A number of bodily fluids other than blood may contain bloodborne pathogens, especially if they are visibly contaminated with blood. Those sources include:
◈ Cerebrospinal fluid in the brain
◈ Synovial fluid in the joints
◈ Pleural fluid in the lungs
◈ Amniotic fluid in and around the uterus
◈ Pericardial fluid around the heart
◈ Peritoneal fluid in the abdomen
To reduce the risk of this occurrence, OSHA healthcare compliance requires employers to follow a series of precautions. OSHA healthcare compliance includes:
◈ Developing an exposure control plan, which is a written plan to eliminate or minimize occupational exposures. To ensure OSHA healthcare compliance, employers must prepare an exposure determination that contains a list of job classifications where there is a risk of exposure to bloodborne pathogens. The plan must be updated at least annually to reflect changes in tasks, procedures, and positions that affect occupational exposure, and also technological changes that eliminate or reduce occupational exposure.

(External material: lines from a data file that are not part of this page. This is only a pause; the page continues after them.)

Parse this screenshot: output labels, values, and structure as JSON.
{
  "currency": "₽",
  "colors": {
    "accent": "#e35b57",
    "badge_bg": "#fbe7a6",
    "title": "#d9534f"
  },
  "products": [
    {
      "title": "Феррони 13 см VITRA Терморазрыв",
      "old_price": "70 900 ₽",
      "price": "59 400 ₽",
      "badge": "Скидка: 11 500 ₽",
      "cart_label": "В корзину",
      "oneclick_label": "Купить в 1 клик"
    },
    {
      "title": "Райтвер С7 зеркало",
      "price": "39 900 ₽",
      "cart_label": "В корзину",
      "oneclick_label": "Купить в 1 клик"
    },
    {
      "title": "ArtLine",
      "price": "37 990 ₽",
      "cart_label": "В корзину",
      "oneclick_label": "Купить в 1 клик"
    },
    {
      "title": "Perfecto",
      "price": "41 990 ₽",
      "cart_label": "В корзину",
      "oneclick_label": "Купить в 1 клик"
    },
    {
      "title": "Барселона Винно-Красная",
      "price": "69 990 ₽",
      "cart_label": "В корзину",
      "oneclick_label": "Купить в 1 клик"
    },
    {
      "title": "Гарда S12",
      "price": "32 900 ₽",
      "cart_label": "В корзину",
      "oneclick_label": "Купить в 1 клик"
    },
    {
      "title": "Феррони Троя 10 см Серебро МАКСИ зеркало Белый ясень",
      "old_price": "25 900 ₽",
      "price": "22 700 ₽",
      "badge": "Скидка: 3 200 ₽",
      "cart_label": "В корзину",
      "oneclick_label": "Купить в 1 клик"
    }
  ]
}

◈ Implementing universal precautions. Under this OSHA healthcare compliance measure, workers must treat all human blood and other potentially infectious material (OPIM) as if it were an infectious bloodborne pathogen. This means that, under certain circumstances, where the presence of bloodborne pathogens cannot be confirmed or denied, workers must take the safety measures they are required to take when it is known that a bloodborne pathogen is present.
◈ Identifying and using engineering controls. OSHA healthcare compliance engineering controls are devices that isolate or remove a bloodborne pathogen from the workplace. Examples of OSHA healthcare compliance engineering controls include use of sharps disposal containers, self-sheathing needles, and sharps with built-in sharps injury protection.
◈ Identifying and ensuring the use of work practice controls. OSHA healthcare compliance work practice controls are practices that reduce the risk of exposure by changing the way a task is performed. Work practice controls include appropriate practices for handling and disposing of contaminated sharps, handling specimens, handling laundry, and cleanin